:: BRIEF ::
List every line in this data where the string "Monaten" occurs.

Dataset rows describing interfaces
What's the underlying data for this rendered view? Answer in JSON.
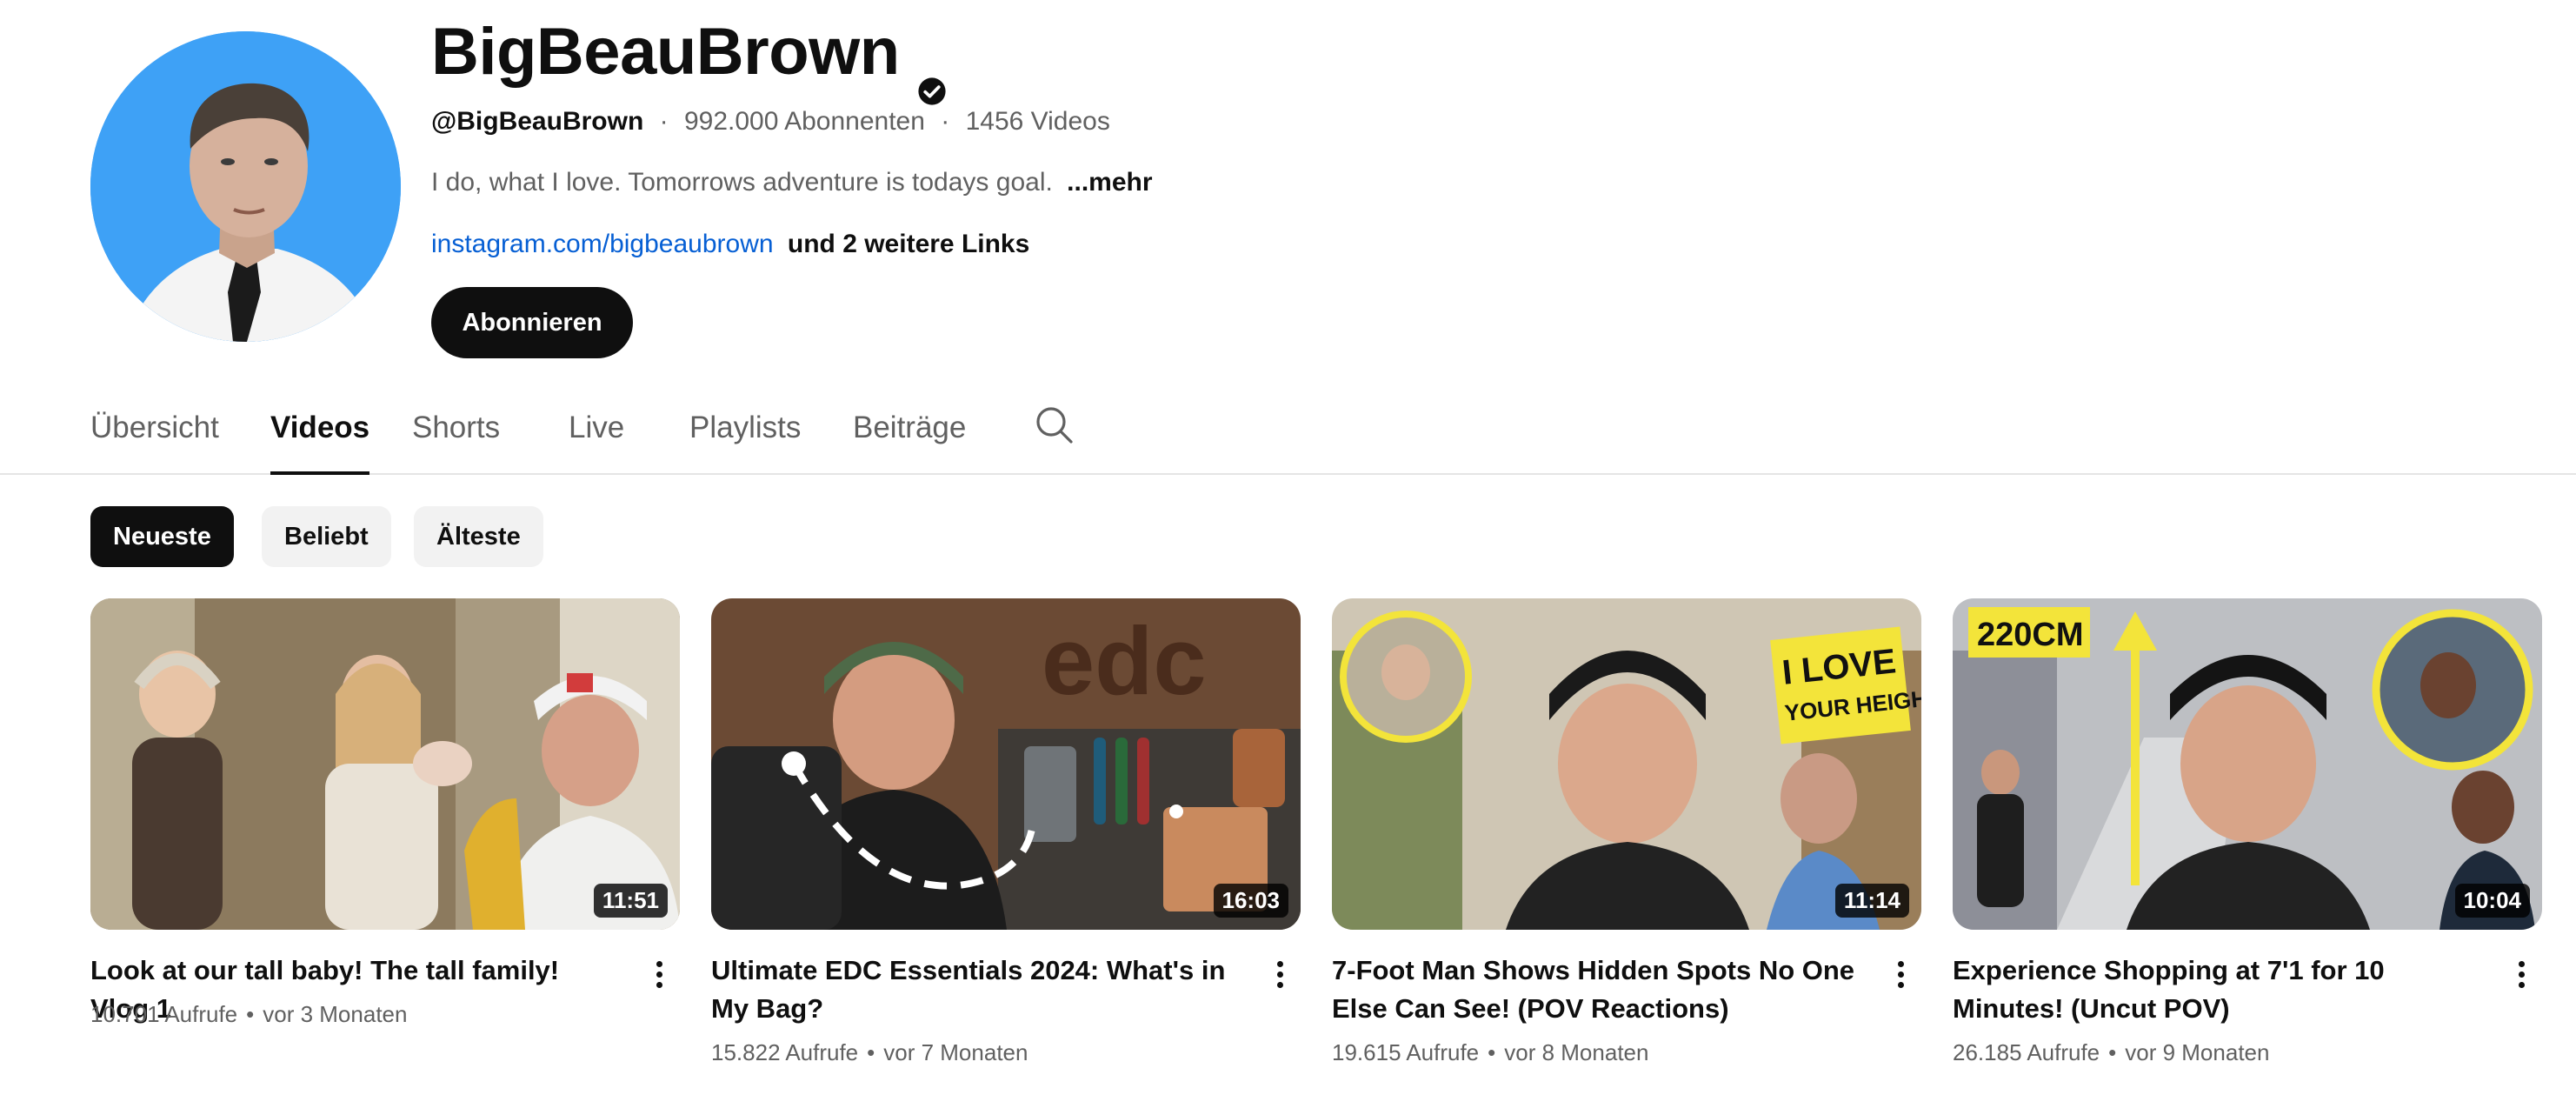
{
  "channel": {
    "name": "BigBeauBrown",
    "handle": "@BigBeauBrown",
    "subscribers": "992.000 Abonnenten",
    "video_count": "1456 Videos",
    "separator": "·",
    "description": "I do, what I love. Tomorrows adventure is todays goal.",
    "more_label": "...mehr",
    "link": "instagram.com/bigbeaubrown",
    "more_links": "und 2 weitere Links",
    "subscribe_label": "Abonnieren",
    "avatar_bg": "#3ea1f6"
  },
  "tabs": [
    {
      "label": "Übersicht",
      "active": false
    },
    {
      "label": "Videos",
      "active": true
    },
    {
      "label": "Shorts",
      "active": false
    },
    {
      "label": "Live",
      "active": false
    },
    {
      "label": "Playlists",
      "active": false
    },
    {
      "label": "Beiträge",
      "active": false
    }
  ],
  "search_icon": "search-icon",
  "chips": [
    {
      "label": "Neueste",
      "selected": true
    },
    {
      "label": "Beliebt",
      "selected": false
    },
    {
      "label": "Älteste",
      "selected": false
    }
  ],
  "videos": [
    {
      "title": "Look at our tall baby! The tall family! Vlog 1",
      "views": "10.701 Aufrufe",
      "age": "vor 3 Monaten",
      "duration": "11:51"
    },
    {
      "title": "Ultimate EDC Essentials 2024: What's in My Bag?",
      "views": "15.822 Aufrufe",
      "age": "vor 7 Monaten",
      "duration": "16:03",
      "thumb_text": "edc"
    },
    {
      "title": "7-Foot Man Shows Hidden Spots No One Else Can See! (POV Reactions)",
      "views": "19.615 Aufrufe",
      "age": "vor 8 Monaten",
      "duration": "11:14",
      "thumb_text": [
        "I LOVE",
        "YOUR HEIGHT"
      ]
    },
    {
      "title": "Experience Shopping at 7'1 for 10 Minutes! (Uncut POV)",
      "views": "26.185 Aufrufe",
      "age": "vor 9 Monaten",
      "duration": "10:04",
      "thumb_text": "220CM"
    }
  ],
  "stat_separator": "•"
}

:: ANSWER SPACE ::
      "age": "vor 3 Monaten",
      "age": "vor 7 Monaten",
      "age": "vor 8 Monaten",
      "age": "vor 9 Monaten",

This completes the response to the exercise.